■ PROBLEM TO SOLVE
Check each line of the entries below for the word "icon", and copy the lines that have it.
= = = =
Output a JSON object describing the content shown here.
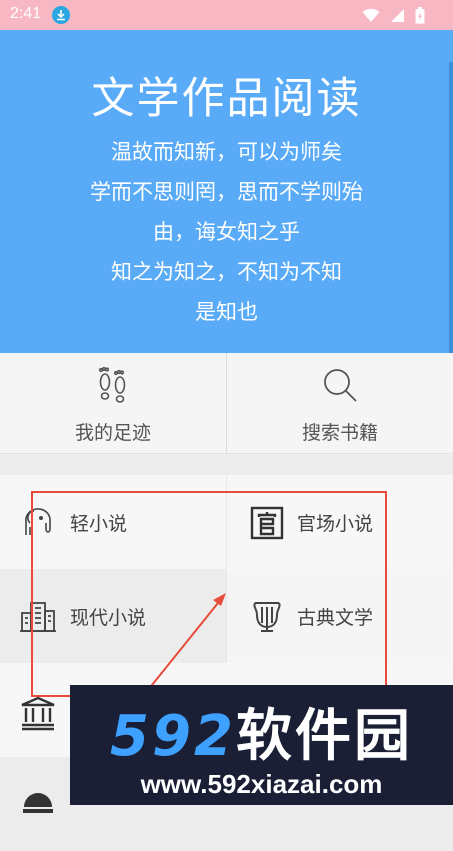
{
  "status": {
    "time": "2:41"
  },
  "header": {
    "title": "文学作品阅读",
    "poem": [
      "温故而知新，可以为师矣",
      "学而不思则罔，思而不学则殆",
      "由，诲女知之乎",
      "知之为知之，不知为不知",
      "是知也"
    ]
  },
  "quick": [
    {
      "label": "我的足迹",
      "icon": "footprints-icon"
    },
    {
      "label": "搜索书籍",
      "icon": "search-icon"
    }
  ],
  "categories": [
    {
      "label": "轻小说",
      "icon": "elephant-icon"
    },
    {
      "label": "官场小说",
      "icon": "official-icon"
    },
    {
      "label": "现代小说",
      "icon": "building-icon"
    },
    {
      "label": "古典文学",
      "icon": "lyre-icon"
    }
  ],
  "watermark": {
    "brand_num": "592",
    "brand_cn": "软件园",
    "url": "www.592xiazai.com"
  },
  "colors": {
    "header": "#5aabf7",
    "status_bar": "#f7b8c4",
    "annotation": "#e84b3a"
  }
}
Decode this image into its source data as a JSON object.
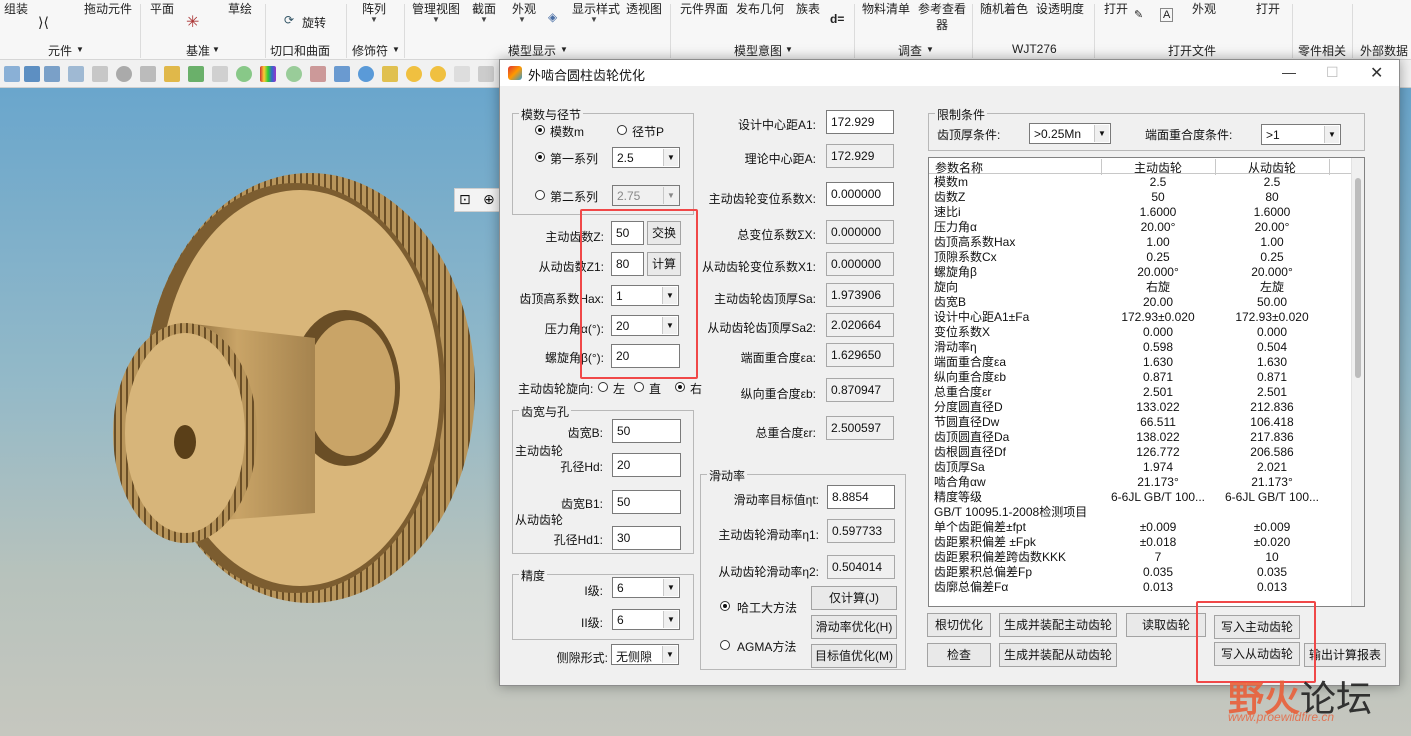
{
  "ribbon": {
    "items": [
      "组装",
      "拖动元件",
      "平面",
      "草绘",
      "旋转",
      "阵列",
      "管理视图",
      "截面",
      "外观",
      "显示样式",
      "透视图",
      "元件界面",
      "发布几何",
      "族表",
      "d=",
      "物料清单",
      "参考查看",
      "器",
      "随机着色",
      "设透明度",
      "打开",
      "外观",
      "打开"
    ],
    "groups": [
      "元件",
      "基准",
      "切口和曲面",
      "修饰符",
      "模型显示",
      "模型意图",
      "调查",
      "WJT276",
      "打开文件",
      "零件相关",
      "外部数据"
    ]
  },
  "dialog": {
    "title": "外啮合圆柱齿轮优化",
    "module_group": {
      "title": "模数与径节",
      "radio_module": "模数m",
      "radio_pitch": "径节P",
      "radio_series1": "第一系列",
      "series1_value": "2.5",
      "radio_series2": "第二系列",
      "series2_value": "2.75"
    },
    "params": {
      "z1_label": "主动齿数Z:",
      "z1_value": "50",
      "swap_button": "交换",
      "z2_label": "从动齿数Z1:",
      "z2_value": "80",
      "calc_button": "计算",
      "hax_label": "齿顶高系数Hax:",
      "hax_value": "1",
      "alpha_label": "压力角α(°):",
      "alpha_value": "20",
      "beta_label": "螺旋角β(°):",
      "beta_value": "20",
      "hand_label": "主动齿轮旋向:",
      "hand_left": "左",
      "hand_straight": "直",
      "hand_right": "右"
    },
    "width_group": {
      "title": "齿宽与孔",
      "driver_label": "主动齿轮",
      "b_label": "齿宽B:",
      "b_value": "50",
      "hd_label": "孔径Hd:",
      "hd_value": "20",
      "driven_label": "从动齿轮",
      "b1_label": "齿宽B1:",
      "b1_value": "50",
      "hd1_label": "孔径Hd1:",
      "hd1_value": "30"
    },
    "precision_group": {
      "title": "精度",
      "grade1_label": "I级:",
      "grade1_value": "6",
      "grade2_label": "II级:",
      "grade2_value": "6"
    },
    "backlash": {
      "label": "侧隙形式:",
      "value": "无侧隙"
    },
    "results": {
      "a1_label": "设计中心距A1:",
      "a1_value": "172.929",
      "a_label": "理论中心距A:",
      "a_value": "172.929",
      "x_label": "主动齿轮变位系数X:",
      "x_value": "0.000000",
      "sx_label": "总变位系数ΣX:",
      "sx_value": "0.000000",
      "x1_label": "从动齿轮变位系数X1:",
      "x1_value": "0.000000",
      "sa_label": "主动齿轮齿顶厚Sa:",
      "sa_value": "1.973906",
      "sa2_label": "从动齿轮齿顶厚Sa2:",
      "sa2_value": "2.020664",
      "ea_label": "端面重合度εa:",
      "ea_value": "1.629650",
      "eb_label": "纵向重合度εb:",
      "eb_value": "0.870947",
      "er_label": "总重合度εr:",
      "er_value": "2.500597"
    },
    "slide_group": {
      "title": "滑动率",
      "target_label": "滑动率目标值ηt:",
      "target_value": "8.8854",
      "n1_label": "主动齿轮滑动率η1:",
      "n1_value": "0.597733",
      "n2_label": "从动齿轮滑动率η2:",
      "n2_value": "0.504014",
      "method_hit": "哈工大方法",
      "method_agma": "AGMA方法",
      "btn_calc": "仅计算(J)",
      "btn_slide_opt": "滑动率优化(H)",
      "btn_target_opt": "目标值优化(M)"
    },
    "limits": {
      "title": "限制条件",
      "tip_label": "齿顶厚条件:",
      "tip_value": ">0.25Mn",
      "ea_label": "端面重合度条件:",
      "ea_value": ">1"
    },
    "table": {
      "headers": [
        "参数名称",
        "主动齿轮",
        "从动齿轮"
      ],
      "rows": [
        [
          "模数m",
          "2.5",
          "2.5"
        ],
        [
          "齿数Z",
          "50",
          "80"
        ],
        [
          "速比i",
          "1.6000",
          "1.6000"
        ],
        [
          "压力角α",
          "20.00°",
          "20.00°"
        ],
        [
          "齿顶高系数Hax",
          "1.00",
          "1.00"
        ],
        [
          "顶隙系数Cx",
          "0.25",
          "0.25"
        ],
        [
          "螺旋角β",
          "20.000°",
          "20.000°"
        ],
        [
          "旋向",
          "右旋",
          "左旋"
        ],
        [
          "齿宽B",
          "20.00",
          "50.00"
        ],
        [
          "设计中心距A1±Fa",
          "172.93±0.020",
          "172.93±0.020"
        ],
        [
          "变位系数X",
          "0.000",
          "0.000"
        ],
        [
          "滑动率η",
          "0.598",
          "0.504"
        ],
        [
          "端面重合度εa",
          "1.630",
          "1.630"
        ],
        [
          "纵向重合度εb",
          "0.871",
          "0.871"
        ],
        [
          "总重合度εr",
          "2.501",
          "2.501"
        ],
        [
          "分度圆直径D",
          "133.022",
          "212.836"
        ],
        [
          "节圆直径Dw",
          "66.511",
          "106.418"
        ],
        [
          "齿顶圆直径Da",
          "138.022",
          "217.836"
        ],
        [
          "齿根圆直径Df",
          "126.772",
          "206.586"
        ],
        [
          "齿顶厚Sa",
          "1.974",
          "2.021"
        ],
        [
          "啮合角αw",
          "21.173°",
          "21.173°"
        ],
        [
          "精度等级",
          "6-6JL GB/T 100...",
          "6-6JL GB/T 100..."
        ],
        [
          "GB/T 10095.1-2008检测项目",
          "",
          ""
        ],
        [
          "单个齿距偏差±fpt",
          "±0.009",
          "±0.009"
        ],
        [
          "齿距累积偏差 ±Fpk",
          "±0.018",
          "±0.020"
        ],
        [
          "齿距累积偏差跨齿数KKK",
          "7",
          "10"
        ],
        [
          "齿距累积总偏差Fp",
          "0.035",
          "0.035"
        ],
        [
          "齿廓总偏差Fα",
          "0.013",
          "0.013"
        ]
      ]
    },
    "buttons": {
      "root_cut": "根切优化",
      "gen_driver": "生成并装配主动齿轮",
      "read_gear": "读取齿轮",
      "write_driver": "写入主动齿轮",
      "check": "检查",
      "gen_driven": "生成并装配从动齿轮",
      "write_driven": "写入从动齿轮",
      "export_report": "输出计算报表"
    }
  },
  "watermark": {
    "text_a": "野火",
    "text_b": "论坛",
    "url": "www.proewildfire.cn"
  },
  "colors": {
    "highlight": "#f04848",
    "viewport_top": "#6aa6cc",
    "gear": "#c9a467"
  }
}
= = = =
■ YOUR SOLUTION
      "icon": "footprints-icon"
      "icon": "search-icon"
      "icon": "elephant-icon"
      "icon": "official-icon"
      "icon": "building-icon"
      "icon": "lyre-icon"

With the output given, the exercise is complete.